KABUL, Oct 19, (Agencies): The Afghan Taleban stormed a military base in the south of the country killing at least 43 troops on Thursday, the Defence Ministry said, with the militants saying they had killed 60. Of 60 soldiers manning the base in the province of Kandahar, 43 were killed, nine were wounded and six were missing after the militants attacked in the middle of the night, the ministry said in a statement.
At least 10 Taleban were also reported killed in the battle, which occurred in Maiwand, a district that neighbours volatile Helmand province. The attack will underscore worries about the ability of the Afghan security forces to deal with a relentless insurgency which they have struggled to contain since most foreign troops left at the end of 2014.
US President Donald Trump committed to an open-ended military mission in Afghanistan in August despite criticism that it is no closer to peace despite billions of dollars in aid and nearly 16 years of US and allied operations.

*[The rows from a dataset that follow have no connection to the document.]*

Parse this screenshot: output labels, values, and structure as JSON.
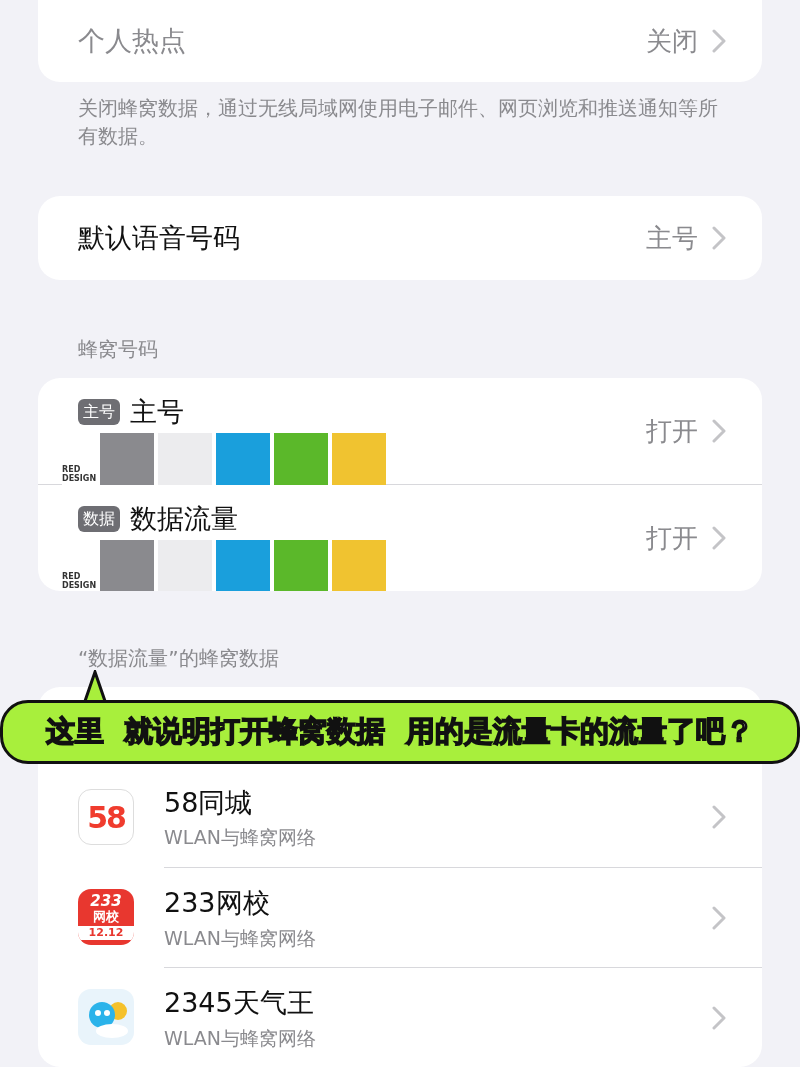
{
  "hotspot": {
    "label": "个人热点",
    "value": "关闭",
    "disabled": true
  },
  "hotspot_footnote": "关闭蜂窝数据，通过无线局域网使用电子邮件、网页浏览和推送通知等所有数据。",
  "voice": {
    "label": "默认语音号码",
    "value": "主号"
  },
  "lines_header": "蜂窝号码",
  "lines": [
    {
      "badge": "主号",
      "name": "主号",
      "value": "打开",
      "sticker": "RED DESIGN"
    },
    {
      "badge": "数据",
      "name": "数据流量",
      "value": "打开",
      "sticker": "RED DESIGN"
    }
  ],
  "apps_header": "“数据流量”的蜂窝数据",
  "apps": [
    {
      "kind": "fiftyeight",
      "icon_text": [
        "58"
      ],
      "name": "58同城",
      "subtitle": "WLAN与蜂窝网络"
    },
    {
      "kind": "school",
      "icon_text": [
        "233",
        "网校",
        "12.12"
      ],
      "name": "233网校",
      "subtitle": "WLAN与蜂窝网络"
    },
    {
      "kind": "weather",
      "name": "2345天气王",
      "subtitle": "WLAN与蜂窝网络"
    }
  ],
  "annotation": "这里  就说明打开蜂窝数据  用的是流量卡的流量了吧？"
}
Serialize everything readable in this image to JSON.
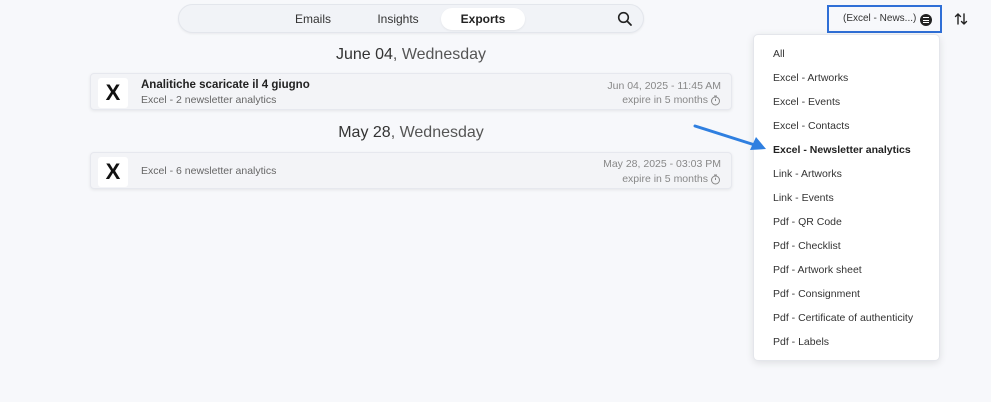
{
  "nav": {
    "tabs": [
      {
        "label": "Emails"
      },
      {
        "label": "Insights"
      },
      {
        "label": "Exports"
      }
    ],
    "active_tab": "Exports",
    "search_icon": "search-icon"
  },
  "filter": {
    "label": "(Excel - News...)",
    "icon": "filter-icon",
    "highlight_color": "#2f6fd6"
  },
  "sort_icon": "sort-icon",
  "groups": [
    {
      "date_main": "June 04",
      "date_weekday": ", Wednesday",
      "items": [
        {
          "icon_letter": "X",
          "title": "Analitiche scaricate il 4 giugno",
          "subtitle": "Excel - 2 newsletter analytics",
          "date": "Jun 04, 2025 - 11:45 AM",
          "expire": "expire in 5 months"
        }
      ]
    },
    {
      "date_main": "May 28",
      "date_weekday": ", Wednesday",
      "items": [
        {
          "icon_letter": "X",
          "title": "",
          "subtitle": "Excel - 6 newsletter analytics",
          "date": "May 28, 2025 - 03:03 PM",
          "expire": "expire in 5 months"
        }
      ]
    }
  ],
  "dropdown": {
    "options": [
      "All",
      "Excel - Artworks",
      "Excel - Events",
      "Excel - Contacts",
      "Excel - Newsletter analytics",
      "Link - Artworks",
      "Link - Events",
      "Pdf - QR Code",
      "Pdf - Checklist",
      "Pdf - Artwork sheet",
      "Pdf - Consignment",
      "Pdf - Certificate of authenticity",
      "Pdf - Labels"
    ],
    "selected": "Excel - Newsletter analytics"
  },
  "annotation_arrow_color": "#2f7fe0"
}
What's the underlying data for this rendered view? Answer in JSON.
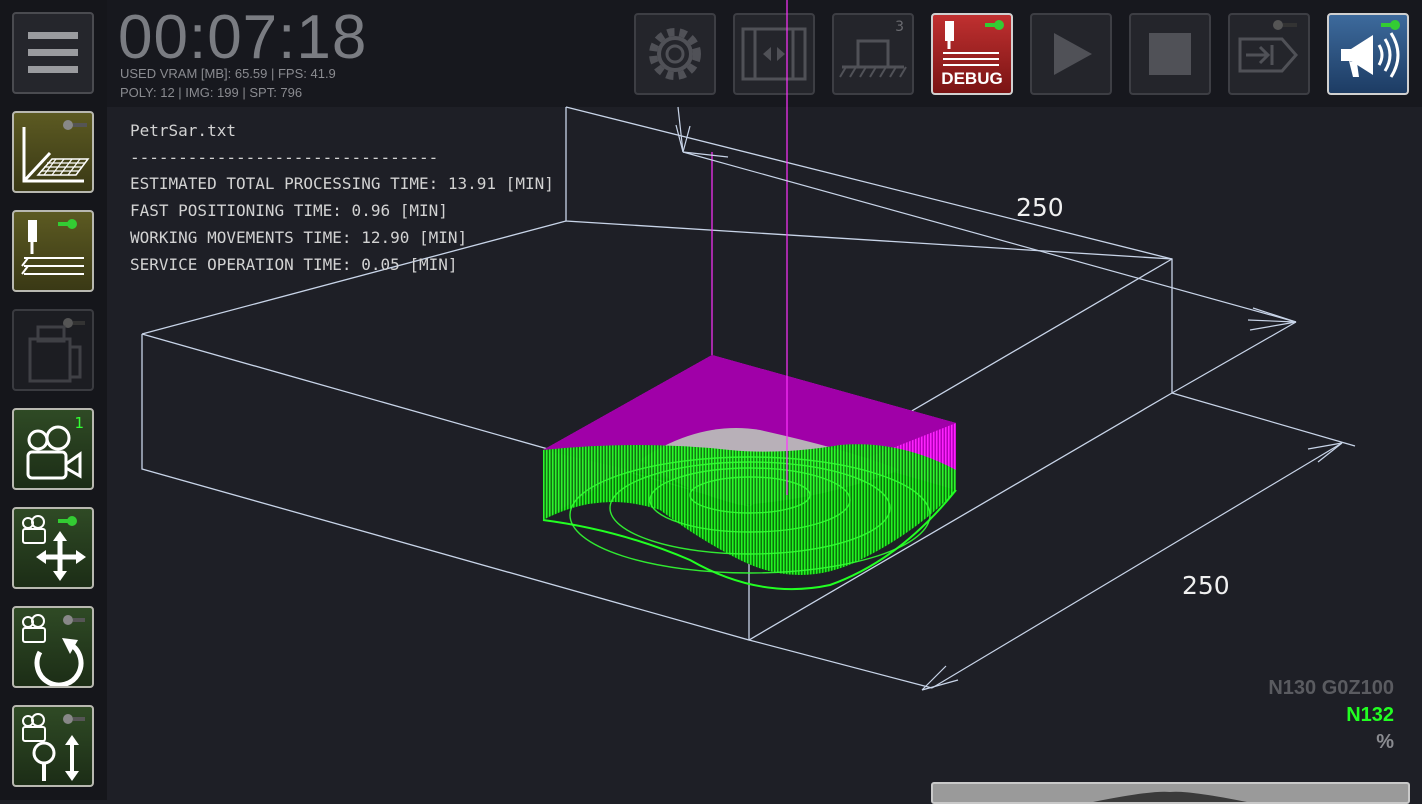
{
  "status": {
    "timer": "00:07:18",
    "line1": "USED VRAM [MB]: 65.59 | FPS: 41.9",
    "line2": "POLY: 12 | IMG: 199 | SPT: 796"
  },
  "info": {
    "filename": "PetrSar.txt",
    "separator": "--------------------------------",
    "total": "ESTIMATED TOTAL PROCESSING TIME: 13.91 [MIN]",
    "fast": "FAST POSITIONING TIME: 0.96 [MIN]",
    "working": "WORKING MOVEMENTS TIME: 12.90 [MIN]",
    "service": "SERVICE OPERATION TIME: 0.05 [MIN]"
  },
  "toolbar": {
    "debug_label": "DEBUG",
    "machine_badge": "3"
  },
  "sidebar": {
    "camera_badge": "1"
  },
  "dimensions": {
    "width": "250",
    "depth": "250"
  },
  "gcode": {
    "previous": "N130 G0Z100",
    "current": "N132",
    "next": "%"
  },
  "colors": {
    "magenta": "#ff00ff",
    "green": "#22ff22",
    "led_green": "#33cc33"
  }
}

The attack began when a suicide bomber drove an explosives-laden American-made Humvee armoured vehicle, likely captured from Afghan security forces, into the gate of the base, an army official told Reuters.
That began an hours-long assault by Taleban gunmen, which was interrupted by a second Humvee breaking all the way into the base and detonating inside, he said. The base itself was left in ruins, officials said. Qari Yousuf Ahmadi, a spokesman for the militant group, said the attack began with a suicide car bomb followed by an assault that overran the base. The militants had killed at least 60 Afghan soldiers and wounded many, he said.
The militant commander accused of masterminding Pakistan’s deadliest ever extremist attack, a massacre at a school in Peshawar in 2014, has been killed, the Pakistani Taleban said in an email to media Wednesday. The message from the Tehreek-e- Taleban Pakistan (TTP), the umbrella group which forms the Pakistani Taleban, did not say when or where Khalifa Umar Mansoor had been killed, and there was no immediate comment from the Pakistani military or government. The Mansour-led faction of the TTP, the Tariq Gidar Group (TGG), had claimed responsibility for the attack on the school in Peshawar, in which more than 150 people were killed, most of them children.
Pakistan’s military said Wednesday that new fencing and guard posts along the border with Afghanistan would help prevent militant attacks in both countries, but the stepped-up fortifications have angered Kabul, which does not recognize the frontier as an international border. Maj Gen Nauman Zakaria, the commander for the South Waziristan tribal region, told reporters during a visit to the border that after the fencing is complete, no “terrorist” will be able to use Afghan or Pakistani soil to launch cross-border attacks. Pakistan began construction of the fencing in June. Standing at a post overlooking Afghan villages across the border, Zakaria said troops and paramilitary forces had defeated militants by launching several operations in the troubled region, which was a longtime stronghold for al-Qaeda and the Taleban, as well as criminal gangs. President Donald Trump has reiterated longstanding US accusations that Pakistan turns a blind eye to militant groups that launch attacks in Afghanistan from within its territory , allegations denied by Islamabad.